We did the restructuring for Centro, Channel Nine, Atlinta, Reliance Rail. (Tasmanian forestry company) Gunns has been the most recent. Some of these transactions can take three years. The lead time is very long. It’s a very specialised piece of the market, of which we are the market leader by a long way.
You are known for your expertise in property. At JP Morgan you were advising shopping centre group Centro which expanded rapidly in the boom but was hit by the global financial crisis. Any lessons
It was the perfect storm for Centro. They had made a major acquisition. They had a bridging facility, which in the ordinary course of business would have been refinanced. Then the financial crisis hit and you couldn’t refinance anything. Clearly there are lessons there. You can’t assume anything. To say it was unlucky would be an understatement. The fact that Centro is still alive and didn’t go into administration, whereas a lot of other property companies did, probably tells you something about the quality of the underlying assets. But the lesson is to have a Plan B and a Plan C
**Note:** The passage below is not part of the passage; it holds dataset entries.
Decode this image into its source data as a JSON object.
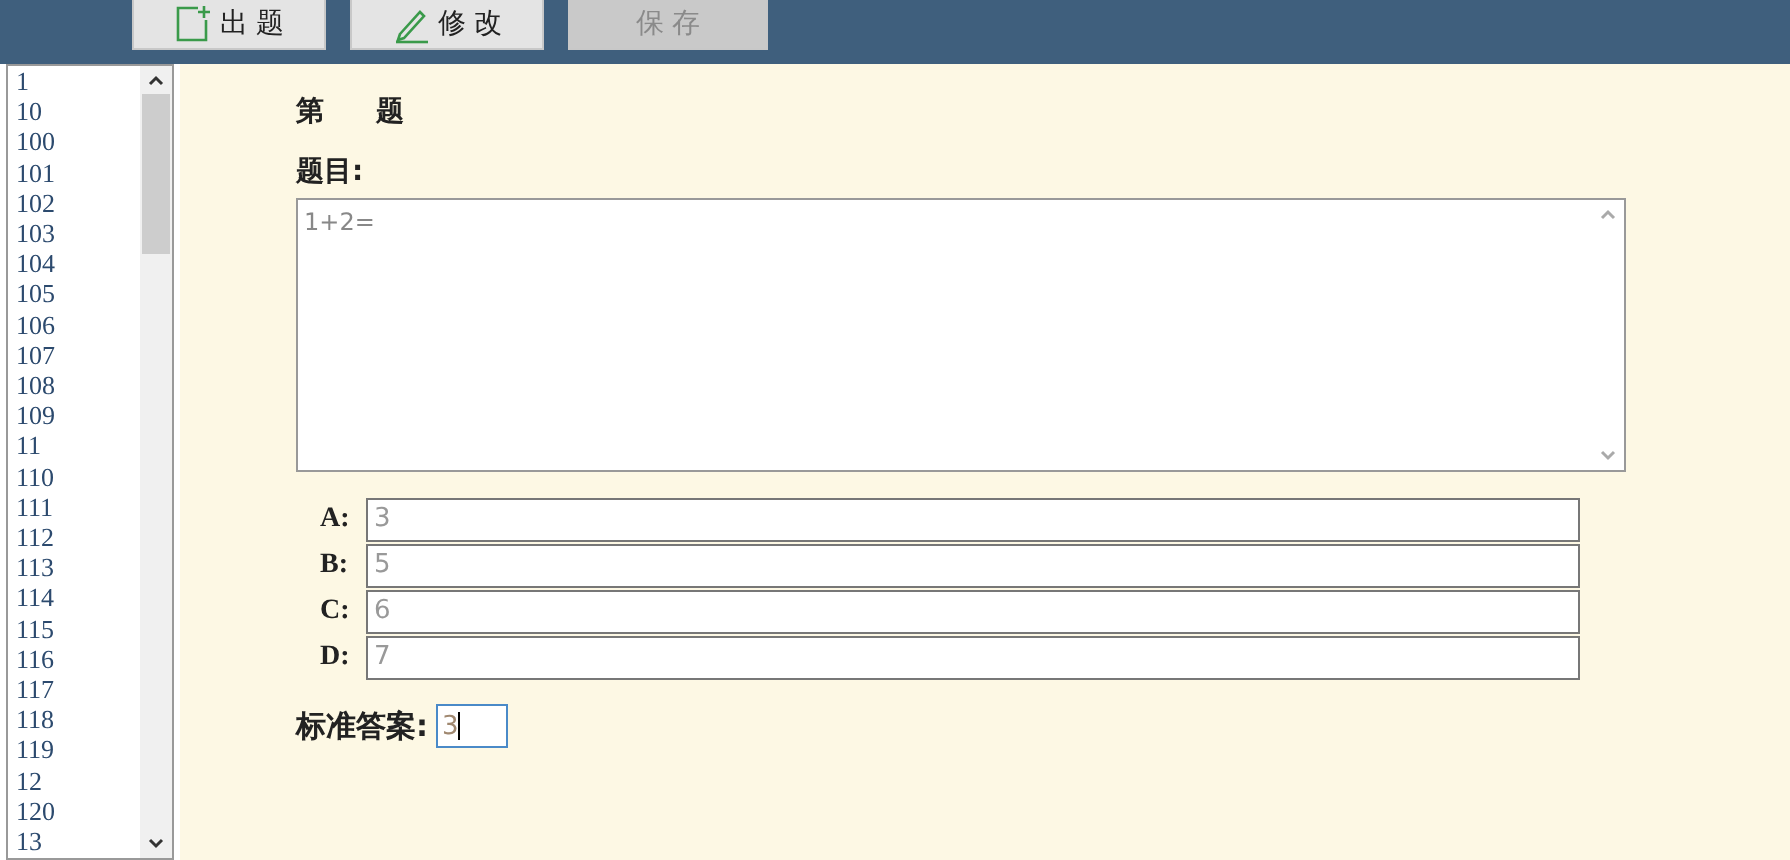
{
  "toolbar": {
    "buttons": [
      {
        "label": "出 题",
        "kind": "new",
        "disabled": false
      },
      {
        "label": "修 改",
        "kind": "edit",
        "disabled": false
      },
      {
        "label": "保 存",
        "kind": "plain",
        "disabled": true
      }
    ]
  },
  "question_list": {
    "items": [
      "1",
      "10",
      "100",
      "101",
      "102",
      "103",
      "104",
      "105",
      "106",
      "107",
      "108",
      "109",
      "11",
      "110",
      "111",
      "112",
      "113",
      "114",
      "115",
      "116",
      "117",
      "118",
      "119",
      "12",
      "120",
      "13"
    ]
  },
  "editor": {
    "heading_prefix": "第",
    "heading_suffix": "题",
    "question_label": "题目:",
    "question_value": "1+2=",
    "options": [
      {
        "label": "A:",
        "value": "3"
      },
      {
        "label": "B:",
        "value": "5"
      },
      {
        "label": "C:",
        "value": "6"
      },
      {
        "label": "D:",
        "value": "7"
      }
    ],
    "answer_label": "标准答案:",
    "answer_value": "3"
  }
}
Which deal has been the hardest for you?
They are all hard. Investment banking is harder than it was 15 years ago …
You have just launched a fund chaired by Seven’s Sunrise host David Koch?
We want to build up the asset management side of the business. We have a fund aimed at Significant Investor visa investors from overseas. We have just launched Global Wealth Partners. It is aimed at retail investors, including people managing their own superannuation funds. Most of them are heavily invested in the Australian market. It is invested in four US hedge funds. We want to give Australian investors access to high quality fund managers based in the US who are investing globally. I am a strong believer that the Australian dollar is overvalued and it will correct. It’s just a matter of time. Most of my own personal money is invested offshore. I have known David Koch for a long time. He’s there for oversight and independence – to keep us honest as a manager. It is not a marketing role; it’s because of his experience in the financial world and with financial planning.
You have been an investor in art, but you got your fingers burned buying a painting you thought had been done by Brett Whiteley but ended up being a fake …
Regrettably. I love Australian art and I collect it. But I am a lot more careful now. There are a lot of practices that go on in the art industry that if you did them in the business world, you would be in prison. There are a lot of good people in the art world but there needs to be significantly more regulation of the industry.